Experiments have shown how a basic income can change the lives of people whose situations are dire, but research into its effect on the wellbeing of people who don’t desperately need it is scarce. “We do have some indications that as a result of the basic income wellbeing increases, less people are depressed and people become more healthy,” says Susann Fiedler, psychologist and economist at the Max Planck Institute. “But research has mostly been done with people who are in need, who go from nothing to having something. So the fact that school enrollment goes up and crime goes down in one village in India doesn’t say much about the results in Germany.”
In an attempt to remedy this, Mein Grundeinkommen successfully crowdfunded a research project in collaboration with the German Institute for Economic Research, University of Cologne and the Max Planck Institute. The researchers will follow 120 people receiving 1,200 euros per month for three years unconditionally, and compare their results with a control group.
In the meantime, Schneeweiss is allowing her dreams to take shape. She stands in an empty hall that she used as a theatre before the pandemic; it reflects a certain peacefulness and untapped potential. She talks about the mental space the basic income has given her, how the pandemic slowed down her life, and how new ideas emerged, such as transforming a few rooms in her house into a community theater, making a play of her grandmothers’ letters from the Second World War and volunteering in a local hospice.
The basic income helped her to get closer to herself, she says, and thereby indirectly closer to the people around her — an effect that is shared by other recipients. Bohmeyer often makes the comparison with small children, whose wellbeing is strongest when they are in a safe environment. “They are allowed to cry and to fail, things we are not allowed to do anymore as adults.” In a time of increasing uncertainty, Mein Grundeinkommen might have found a way to bring a sense of security back to people’s lives.
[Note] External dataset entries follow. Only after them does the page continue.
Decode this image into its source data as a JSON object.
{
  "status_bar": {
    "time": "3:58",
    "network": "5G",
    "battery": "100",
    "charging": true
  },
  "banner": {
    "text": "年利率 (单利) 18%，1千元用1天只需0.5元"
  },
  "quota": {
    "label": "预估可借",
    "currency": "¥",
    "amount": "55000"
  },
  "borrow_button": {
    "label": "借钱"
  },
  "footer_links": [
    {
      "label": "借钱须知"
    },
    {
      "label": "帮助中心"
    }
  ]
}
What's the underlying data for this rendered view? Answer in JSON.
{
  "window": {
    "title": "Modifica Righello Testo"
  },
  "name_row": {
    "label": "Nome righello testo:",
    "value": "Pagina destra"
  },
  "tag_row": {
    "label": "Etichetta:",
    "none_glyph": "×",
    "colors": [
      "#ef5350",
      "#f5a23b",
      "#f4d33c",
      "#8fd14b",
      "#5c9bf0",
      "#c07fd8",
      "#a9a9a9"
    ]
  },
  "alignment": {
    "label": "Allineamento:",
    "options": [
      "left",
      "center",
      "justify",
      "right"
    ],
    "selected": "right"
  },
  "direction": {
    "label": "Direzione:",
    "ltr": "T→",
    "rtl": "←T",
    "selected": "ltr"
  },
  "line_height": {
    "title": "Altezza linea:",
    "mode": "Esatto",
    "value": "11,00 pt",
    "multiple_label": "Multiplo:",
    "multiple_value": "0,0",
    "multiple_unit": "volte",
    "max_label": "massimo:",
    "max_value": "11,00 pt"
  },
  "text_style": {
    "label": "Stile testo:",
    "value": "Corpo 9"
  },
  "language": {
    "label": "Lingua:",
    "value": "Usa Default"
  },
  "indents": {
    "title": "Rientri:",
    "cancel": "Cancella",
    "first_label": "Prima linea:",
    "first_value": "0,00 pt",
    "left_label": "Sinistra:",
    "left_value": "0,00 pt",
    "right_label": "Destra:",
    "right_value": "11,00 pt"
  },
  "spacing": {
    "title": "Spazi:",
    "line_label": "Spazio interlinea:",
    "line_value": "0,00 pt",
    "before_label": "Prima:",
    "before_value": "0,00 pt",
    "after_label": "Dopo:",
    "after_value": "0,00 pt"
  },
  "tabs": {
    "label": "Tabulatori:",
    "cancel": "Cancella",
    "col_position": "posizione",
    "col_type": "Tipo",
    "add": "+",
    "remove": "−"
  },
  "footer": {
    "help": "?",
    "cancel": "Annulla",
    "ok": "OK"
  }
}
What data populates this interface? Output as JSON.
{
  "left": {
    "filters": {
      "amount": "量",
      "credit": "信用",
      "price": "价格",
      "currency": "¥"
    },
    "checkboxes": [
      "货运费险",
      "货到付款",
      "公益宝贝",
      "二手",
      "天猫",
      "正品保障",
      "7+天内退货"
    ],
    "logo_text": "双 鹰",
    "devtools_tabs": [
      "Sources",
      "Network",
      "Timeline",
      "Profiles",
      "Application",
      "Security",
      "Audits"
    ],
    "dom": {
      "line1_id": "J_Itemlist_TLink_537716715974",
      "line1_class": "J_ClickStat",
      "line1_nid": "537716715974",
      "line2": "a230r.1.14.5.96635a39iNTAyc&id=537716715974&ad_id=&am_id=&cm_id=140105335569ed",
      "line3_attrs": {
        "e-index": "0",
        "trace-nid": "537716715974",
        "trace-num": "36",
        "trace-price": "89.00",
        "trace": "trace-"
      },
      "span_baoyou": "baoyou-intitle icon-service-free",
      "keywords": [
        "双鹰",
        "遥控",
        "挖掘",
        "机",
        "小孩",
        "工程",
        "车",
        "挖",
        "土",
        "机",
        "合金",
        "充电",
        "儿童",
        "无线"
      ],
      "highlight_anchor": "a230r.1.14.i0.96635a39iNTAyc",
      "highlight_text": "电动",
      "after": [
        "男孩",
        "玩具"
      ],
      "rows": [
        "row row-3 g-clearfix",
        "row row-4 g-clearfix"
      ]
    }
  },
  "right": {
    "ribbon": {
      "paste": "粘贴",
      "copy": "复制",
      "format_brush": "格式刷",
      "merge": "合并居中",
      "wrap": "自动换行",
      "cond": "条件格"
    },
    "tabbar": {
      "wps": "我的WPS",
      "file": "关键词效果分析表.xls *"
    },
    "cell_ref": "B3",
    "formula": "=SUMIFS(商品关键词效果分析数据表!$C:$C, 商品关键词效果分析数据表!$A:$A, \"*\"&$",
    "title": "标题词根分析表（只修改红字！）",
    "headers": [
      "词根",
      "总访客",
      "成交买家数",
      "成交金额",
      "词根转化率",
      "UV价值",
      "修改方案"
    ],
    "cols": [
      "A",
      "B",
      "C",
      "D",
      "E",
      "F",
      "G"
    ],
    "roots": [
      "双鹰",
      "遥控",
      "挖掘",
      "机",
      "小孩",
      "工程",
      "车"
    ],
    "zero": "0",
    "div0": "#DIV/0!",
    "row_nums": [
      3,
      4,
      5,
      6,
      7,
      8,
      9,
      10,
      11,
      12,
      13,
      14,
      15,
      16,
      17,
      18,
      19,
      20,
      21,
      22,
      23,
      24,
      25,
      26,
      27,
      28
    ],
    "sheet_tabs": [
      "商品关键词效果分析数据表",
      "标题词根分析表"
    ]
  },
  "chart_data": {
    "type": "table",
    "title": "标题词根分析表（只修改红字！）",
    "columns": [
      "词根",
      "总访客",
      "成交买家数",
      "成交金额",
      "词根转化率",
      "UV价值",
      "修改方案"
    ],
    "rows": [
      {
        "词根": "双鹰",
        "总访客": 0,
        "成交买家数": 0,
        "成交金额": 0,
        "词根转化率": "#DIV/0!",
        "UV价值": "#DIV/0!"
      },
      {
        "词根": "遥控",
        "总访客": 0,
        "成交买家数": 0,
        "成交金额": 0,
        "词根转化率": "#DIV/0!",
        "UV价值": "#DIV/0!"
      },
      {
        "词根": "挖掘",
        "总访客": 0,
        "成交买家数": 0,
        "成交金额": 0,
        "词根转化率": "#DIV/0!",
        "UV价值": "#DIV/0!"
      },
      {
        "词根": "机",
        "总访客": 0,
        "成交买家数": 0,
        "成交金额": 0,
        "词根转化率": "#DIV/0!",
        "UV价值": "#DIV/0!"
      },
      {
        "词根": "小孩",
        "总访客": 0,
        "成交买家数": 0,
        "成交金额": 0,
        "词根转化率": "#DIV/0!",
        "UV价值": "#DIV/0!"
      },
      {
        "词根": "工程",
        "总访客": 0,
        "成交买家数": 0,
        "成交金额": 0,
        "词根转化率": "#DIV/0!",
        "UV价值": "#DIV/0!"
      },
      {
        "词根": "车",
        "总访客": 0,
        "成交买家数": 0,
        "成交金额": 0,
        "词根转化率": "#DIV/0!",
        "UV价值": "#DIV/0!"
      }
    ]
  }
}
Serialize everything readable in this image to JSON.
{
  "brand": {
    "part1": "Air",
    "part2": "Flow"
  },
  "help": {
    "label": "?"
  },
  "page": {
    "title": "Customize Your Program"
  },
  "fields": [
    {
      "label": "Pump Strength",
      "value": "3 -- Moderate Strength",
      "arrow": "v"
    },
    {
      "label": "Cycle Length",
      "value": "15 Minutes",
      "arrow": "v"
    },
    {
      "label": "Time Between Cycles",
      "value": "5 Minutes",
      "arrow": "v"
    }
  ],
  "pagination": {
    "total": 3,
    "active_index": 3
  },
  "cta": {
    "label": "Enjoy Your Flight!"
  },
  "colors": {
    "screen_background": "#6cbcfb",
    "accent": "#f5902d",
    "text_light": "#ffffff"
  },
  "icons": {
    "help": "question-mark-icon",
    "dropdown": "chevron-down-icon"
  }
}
Photos by Florian Bachmeier. Florian Bachmeier (born 1974) studied photography at the Escuela de Artes y Oficios in Pamplona and new and contemporary history at the Ludwig Maximilians University in Munich. As a documentary photographer, he has been working on long-term projects with a focus on Eastern Europe for many years. His work has received several awards, and been published in numerous magazines and journals and presented in international exhibitions.